- _TASK STATEMENT_:
Please repeat the records, word for word and without gaps.

[Excerpts from an interface dataset]

.....

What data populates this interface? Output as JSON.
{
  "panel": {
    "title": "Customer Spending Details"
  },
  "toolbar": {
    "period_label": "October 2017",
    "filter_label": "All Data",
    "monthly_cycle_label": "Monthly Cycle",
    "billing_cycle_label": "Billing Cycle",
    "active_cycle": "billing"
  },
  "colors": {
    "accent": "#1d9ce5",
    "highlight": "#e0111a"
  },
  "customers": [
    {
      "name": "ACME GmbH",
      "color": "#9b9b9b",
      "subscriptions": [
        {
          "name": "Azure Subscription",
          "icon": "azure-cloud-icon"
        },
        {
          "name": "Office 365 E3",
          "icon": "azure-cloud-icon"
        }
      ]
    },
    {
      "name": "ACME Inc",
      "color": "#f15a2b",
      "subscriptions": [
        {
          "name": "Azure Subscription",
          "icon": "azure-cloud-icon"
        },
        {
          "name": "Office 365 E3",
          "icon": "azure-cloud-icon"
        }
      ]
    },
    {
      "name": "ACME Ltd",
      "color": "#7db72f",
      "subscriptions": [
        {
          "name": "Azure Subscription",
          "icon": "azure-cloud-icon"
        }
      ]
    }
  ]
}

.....

- _EXPECTED OUTPUT_:
What data populates this interface? Output as JSON.
{
  "panel": {
    "title": "Customer Spending Details"
  },
  "toolbar": {
    "period_label": "October 2017",
    "filter_label": "All Data",
    "monthly_cycle_label": "Monthly Cycle",
    "billing_cycle_label": "Billing Cycle",
    "active_cycle": "billing"
  },
  "colors": {
    "accent": "#1d9ce5",
    "highlight": "#e0111a"
  },
  "customers": [
    {
      "name": "ACME GmbH",
      "color": "#9b9b9b",
      "subscriptions": [
        {
          "name": "Azure Subscription",
          "icon": "azure-cloud-icon"
        },
        {
          "name": "Office 365 E3",
          "icon": "azure-cloud-icon"
        }
      ]
    },
    {
      "name": "ACME Inc",
      "color": "#f15a2b",
      "subscriptions": [
        {
          "name": "Azure Subscription",
          "icon": "azure-cloud-icon"
        },
        {
          "name": "Office 365 E3",
          "icon": "azure-cloud-icon"
        }
      ]
    },
    {
      "name": "ACME Ltd",
      "color": "#7db72f",
      "subscriptions": [
        {
          "name": "Azure Subscription",
          "icon": "azure-cloud-icon"
        }
      ]
    }
  ]
}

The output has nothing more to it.